* _What to work on_
Output every entry below exactly as it is written.

────────

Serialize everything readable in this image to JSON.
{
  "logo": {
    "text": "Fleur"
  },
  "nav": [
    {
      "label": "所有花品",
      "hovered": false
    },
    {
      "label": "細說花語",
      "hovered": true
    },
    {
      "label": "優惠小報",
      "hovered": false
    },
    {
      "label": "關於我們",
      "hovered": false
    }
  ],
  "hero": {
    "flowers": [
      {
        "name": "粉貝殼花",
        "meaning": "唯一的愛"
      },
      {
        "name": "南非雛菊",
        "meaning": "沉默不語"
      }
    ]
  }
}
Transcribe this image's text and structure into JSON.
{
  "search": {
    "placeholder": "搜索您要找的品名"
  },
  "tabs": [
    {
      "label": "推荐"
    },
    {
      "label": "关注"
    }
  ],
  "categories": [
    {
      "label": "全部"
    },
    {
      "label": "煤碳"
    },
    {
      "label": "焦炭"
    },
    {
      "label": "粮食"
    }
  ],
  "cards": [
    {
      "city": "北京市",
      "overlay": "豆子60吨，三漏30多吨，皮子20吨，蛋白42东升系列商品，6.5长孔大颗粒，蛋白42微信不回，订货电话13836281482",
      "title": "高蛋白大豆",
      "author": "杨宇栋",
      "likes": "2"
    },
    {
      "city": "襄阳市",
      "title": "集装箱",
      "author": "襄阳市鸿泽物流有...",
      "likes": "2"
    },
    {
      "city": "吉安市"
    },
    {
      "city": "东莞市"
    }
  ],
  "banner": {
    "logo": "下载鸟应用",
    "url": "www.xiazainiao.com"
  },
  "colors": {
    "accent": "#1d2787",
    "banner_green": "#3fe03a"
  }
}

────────

* _Solution_
Serialize everything readable in this image to JSON.
{
  "logo": {
    "text": "Fleur"
  },
  "nav": [
    {
      "label": "所有花品",
      "hovered": false
    },
    {
      "label": "細說花語",
      "hovered": true
    },
    {
      "label": "優惠小報",
      "hovered": false
    },
    {
      "label": "關於我們",
      "hovered": false
    }
  ],
  "hero": {
    "flowers": [
      {
        "name": "粉貝殼花",
        "meaning": "唯一的愛"
      },
      {
        "name": "南非雛菊",
        "meaning": "沉默不語"
      }
    ]
  }
}
Transcribe this image's text and structure into JSON.
{
  "search": {
    "placeholder": "搜索您要找的品名"
  },
  "tabs": [
    {
      "label": "推荐"
    },
    {
      "label": "关注"
    }
  ],
  "categories": [
    {
      "label": "全部"
    },
    {
      "label": "煤碳"
    },
    {
      "label": "焦炭"
    },
    {
      "label": "粮食"
    }
  ],
  "cards": [
    {
      "city": "北京市",
      "overlay": "豆子60吨，三漏30多吨，皮子20吨，蛋白42东升系列商品，6.5长孔大颗粒，蛋白42微信不回，订货电话13836281482",
      "title": "高蛋白大豆",
      "author": "杨宇栋",
      "likes": "2"
    },
    {
      "city": "襄阳市",
      "title": "集装箱",
      "author": "襄阳市鸿泽物流有...",
      "likes": "2"
    },
    {
      "city": "吉安市"
    },
    {
      "city": "东莞市"
    }
  ],
  "banner": {
    "logo": "下载鸟应用",
    "url": "www.xiazainiao.com"
  },
  "colors": {
    "accent": "#1d2787",
    "banner_green": "#3fe03a"
  }
}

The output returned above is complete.